The long-vacant building at 1601 Washington St. E., at the intersection with Elizabeth Street, could finally be revitalized now that its owners are emerging from bankruptcy.
CHARLESTON, W.Va. -- Four and a half years after Charleston Urban Renewal Authority board members began urging the owners of a vacant but key East End building to fix up their property, and 2 1/2 years after they started condemnation proceedings to buy it, their efforts finally may be paying off.A court-appointed bankruptcy trustee said last week he may be willing to sell to CURA the two-story commercial building at 1601 Washington St. E. The property has been tied up in federal bankruptcy court since late 2011, when its owners filed for Chapter 11 bankruptcy protection.Tom Fluharty, a bankruptcy lawyer from Clarksburg, said he was named trustee to the case about three weeks ago by Debra Wertman, the U.S. trustee for West Virginia. About a week ago he met with Deborah Dandy Michaux and her husband, Jay, and toured some of the properties owned by the Dandy Family Trusts. Deborah Michaux is the daughter of the William Dandy, a real-estate entrepreneur who set up the trusts before his death in 1998."We discussed a couple of options," Fluharty said. "They have a couple of fairly valuable properties. They have some income." A building in Clarksburg is shared by a Texas Roadhouse restaurant and a video gambling parlor, he said.
But the trusts were in debt -- nearly $1 million worth, including a loan of about $800,000 from Huntington Bank. The Michauxs had been trying to refinance the debt, without success, Fluharty said.So in late 2011, Huntington Bank held a foreclosure auction on some of the most valuable properties. Shortly afterward, the trusts filed for bankruptcy protection."They filed bankruptcy to stop the auction," Fluharty said. "When you file bankruptcy, it creates an automatic stay."
Meanwhile, CURA board members had been trying to get the Michauxs to renovate their building in the East End. Located at the southwest corner of Elizabeth and Washington streets across from the Bluegrass Kitchen, the vacant property was a sore spot in an otherwise blossoming area.In early 2009, board members invoked an obscure section of its East End Community Renewal Plan that allows them to give owners of a few "key" properties six months notice to fix them up. If they don't comply, CURA can use its power of eminent domain to buy the property.Board members used the process once before, with mixed results.

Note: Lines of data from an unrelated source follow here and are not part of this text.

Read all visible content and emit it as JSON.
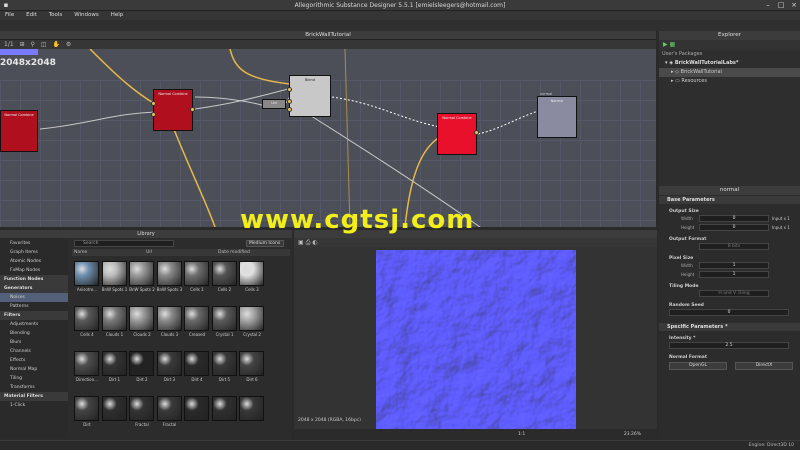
{
  "window": {
    "title": "Allegorithmic Substance Designer 5.5.1 [emielsleegers@hotmail.com]"
  },
  "menu": [
    "File",
    "Edit",
    "Tools",
    "Windows",
    "Help"
  ],
  "graph": {
    "title": "BrickWallTutorial",
    "resolution": "2048x2048",
    "zoom_label": "1/1",
    "nodes": {
      "left": "Normal Combine",
      "mid": "Normal Combine",
      "blend": "Blend",
      "small": "Uni",
      "normal": "Normal Combine",
      "output": "Normal",
      "output_header": "normal"
    }
  },
  "explorer": {
    "title": "Explorer",
    "section": "User's Packages",
    "package": "BrickWallTutorialLabs*",
    "graph": "BrickWallTutorial",
    "resources": "Resources"
  },
  "params": {
    "title": "normal",
    "base": "Base Parameters",
    "output_size": "Output Size",
    "width_label": "Width",
    "height_label": "Height",
    "width_value": "0",
    "height_value": "0",
    "width_extra": "Input x 1",
    "height_extra": "Input x 1",
    "output_format": "Output Format",
    "format_value": "8 bits",
    "pixel_size": "Pixel Size",
    "ps_width": "1",
    "ps_height": "1",
    "tiling_mode": "Tiling Mode",
    "tiling_value": "H and V Tiling",
    "random_seed": "Random Seed",
    "seed_value": "0",
    "specific": "Specific Parameters *",
    "intensity": "Intensity *",
    "intensity_value": "2.5",
    "normal_format": "Normal Format",
    "fmt_opengl": "OpenGL",
    "fmt_directx": "DirectX"
  },
  "library": {
    "title": "Library",
    "search_placeholder": "Search",
    "mode": "Medium Icons",
    "col_name": "Name",
    "col_url": "Url",
    "col_date": "Date modified",
    "sidebar": [
      {
        "label": "Favorites",
        "type": "item"
      },
      {
        "label": "Graph Items",
        "type": "item"
      },
      {
        "label": "Atomic Nodes",
        "type": "item"
      },
      {
        "label": "FxMap Nodes",
        "type": "item"
      },
      {
        "label": "Function Nodes",
        "type": "cat"
      },
      {
        "label": "Generators",
        "type": "cat"
      },
      {
        "label": "Noises",
        "type": "sel"
      },
      {
        "label": "Patterns",
        "type": "item"
      },
      {
        "label": "Filters",
        "type": "cat"
      },
      {
        "label": "Adjustments",
        "type": "item"
      },
      {
        "label": "Blending",
        "type": "item"
      },
      {
        "label": "Blurs",
        "type": "item"
      },
      {
        "label": "Channels",
        "type": "item"
      },
      {
        "label": "Effects",
        "type": "item"
      },
      {
        "label": "Normal Map",
        "type": "item"
      },
      {
        "label": "Tiling",
        "type": "item"
      },
      {
        "label": "Transforms",
        "type": "item"
      },
      {
        "label": "Material Filters",
        "type": "cat"
      },
      {
        "label": "1-Click",
        "type": "item"
      }
    ],
    "thumbs": [
      [
        "Anisotro...",
        "BnW Spots 1",
        "BnW Spots 2",
        "BnW Spots 3",
        "Cells 1",
        "Cells 2",
        "Cells 3"
      ],
      [
        "Cells 4",
        "Clouds 1",
        "Clouds 2",
        "Clouds 3",
        "Creased",
        "Crystal 1",
        "Crystal 2"
      ],
      [
        "Direction...",
        "Dirt 1",
        "Dirt 2",
        "Dirt 3",
        "Dirt 4",
        "Dirt 5",
        "Dirt 6"
      ],
      [
        "Dirt",
        "",
        "Fractal",
        "Fractal",
        "",
        "",
        ""
      ]
    ]
  },
  "view2d": {
    "info": "2048 x 2048 (RGBA, 16bpc)",
    "zoom": "23.26%",
    "ratio": "1:1"
  },
  "status": {
    "engine": "Engine: Direct3D 10"
  },
  "watermark": "www.cgtsj.com",
  "colors": {
    "node_red": "#b0101e",
    "node_bright_red": "#e8102a",
    "node_gray": "#c8c8c8",
    "node_purple": "#8a8aa0",
    "wire_yellow": "#e6b84a",
    "watermark": "#f2ee1a",
    "normal_map": "#8080ff"
  }
}
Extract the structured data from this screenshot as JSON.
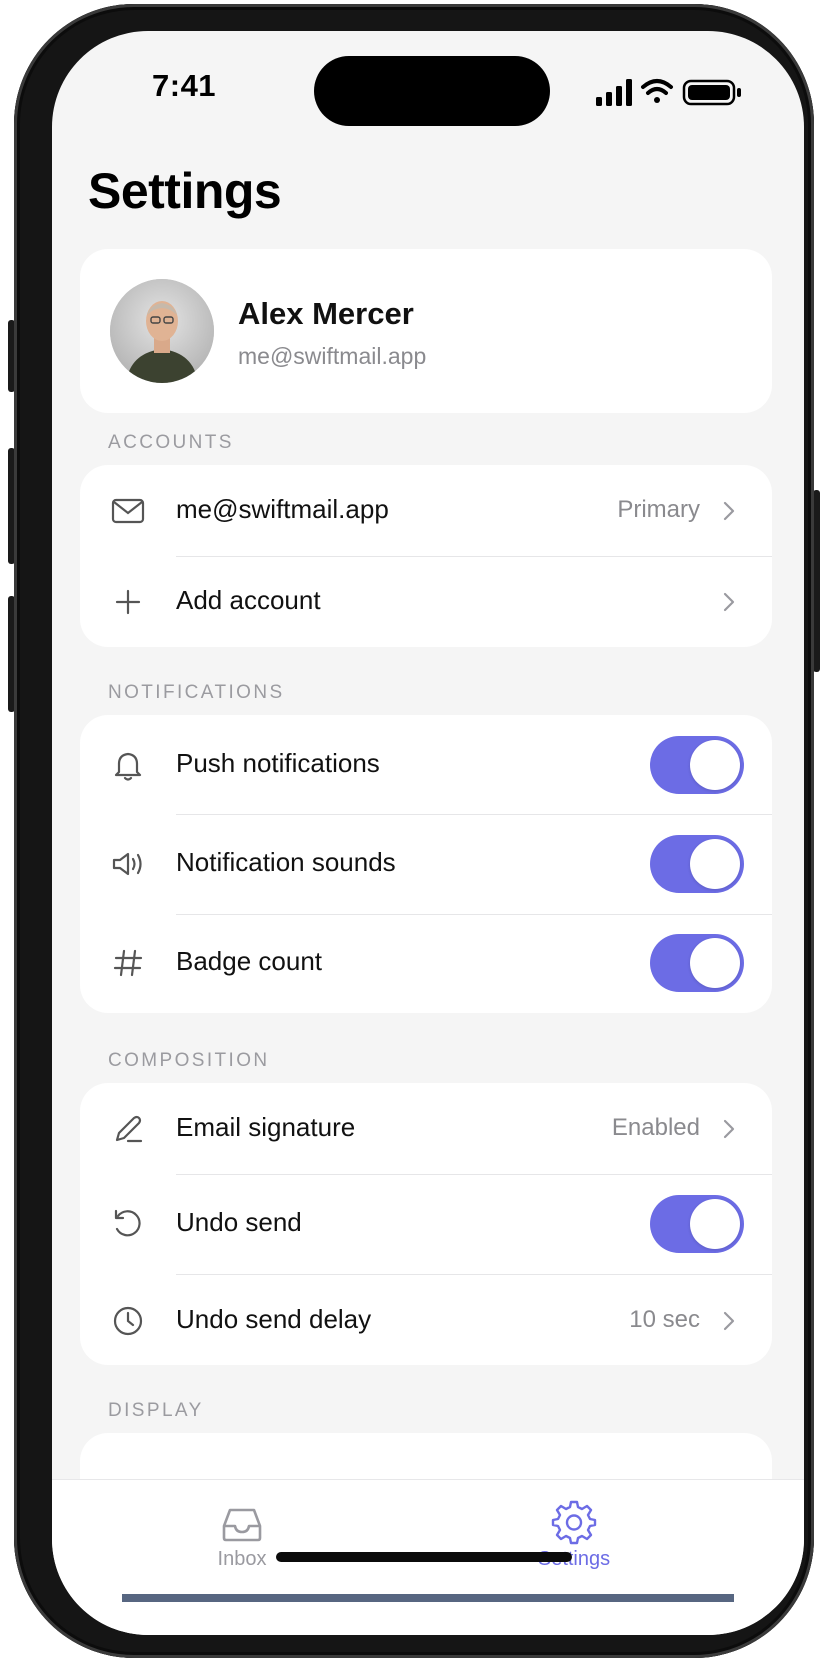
{
  "status_bar": {
    "time": "7:41"
  },
  "page": {
    "title": "Settings"
  },
  "profile": {
    "name": "Alex Mercer",
    "email": "me@swiftmail.app"
  },
  "sections": {
    "accounts": {
      "label": "ACCOUNTS",
      "rows": [
        {
          "icon": "mail-icon",
          "label": "me@swiftmail.app",
          "value": "Primary"
        },
        {
          "icon": "plus-icon",
          "label": "Add account",
          "value": ""
        }
      ]
    },
    "notifications": {
      "label": "NOTIFICATIONS",
      "rows": [
        {
          "icon": "bell-icon",
          "label": "Push notifications",
          "toggle_on": true
        },
        {
          "icon": "speaker-icon",
          "label": "Notification sounds",
          "toggle_on": true
        },
        {
          "icon": "hash-icon",
          "label": "Badge count",
          "toggle_on": true
        }
      ]
    },
    "composition": {
      "label": "COMPOSITION",
      "rows": [
        {
          "icon": "pencil-icon",
          "label": "Email signature",
          "value": "Enabled"
        },
        {
          "icon": "undo-icon",
          "label": "Undo send",
          "toggle_on": true
        },
        {
          "icon": "clock-icon",
          "label": "Undo send delay",
          "value": "10 sec"
        }
      ]
    },
    "display": {
      "label": "DISPLAY"
    }
  },
  "tabbar": {
    "items": [
      {
        "label": "Inbox",
        "icon": "inbox-icon",
        "active": false
      },
      {
        "label": "Settings",
        "icon": "gear-icon",
        "active": true
      }
    ]
  },
  "colors": {
    "accent": "#6c6ce5",
    "background": "#f5f5f5",
    "secondary_text": "#8a8a8e"
  }
}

After extended negotiations, owner Philip Chin agreed to renovate the former New China restaurant building across Elizabeth Street from the Michaux/Dandy site. But the property is still vacant; several businesses backed away after announcing plans for the storefront.
Former CURA Director Pat Brown met with Jay Michaux several times and, after nothing happened, he offered to buy the building for its appraised price of $65,000. The Michauxs refused. In January 2011, board members voted to start condemnation proceedings.Like the auction, condemnation proceedings stopped when the Dandy trusts went into bankruptcy. While it's not clear whether they would resume now, Fluharty said he might offer to sell the building directly to CURA. He said the Michauxs gave him all the documents related to the case last week."[The Michauxs] are still trying to obtain financing," he said. "That may happen. If not, I'll have to sell some property."The prices bid for the sites offered during the aborted 2011 auction plus the value of the "CURA" property at 1601 Washington St. E. would more than pay off the outstanding debt, Fluharty said."I don't think there is any secured debt on the CURA property, so it could be sold," he said.
"Looking at [the Michauxs'] finances, they have good cash flow. I may sell the CURA property and the money could be used to improve some of their rental property -- a new roof. It's a little early to say exactly what I'll do."Fluharty said he plans to contact CURA soon to discuss the situation.CURA Director Jim Edwards said his lawyers plan to do the same."As soon as we learned a trustee had been appointed, we asked our legal counsel to get in touch with him," Edwards said."Our board is anxious to acquire the property. Its condition and appearance is detrimental to that part of the East End, and its redevelopment would have a huge impact on the area."Reach Jim Balow at firstname.lastname@example.org or 304-348-5102.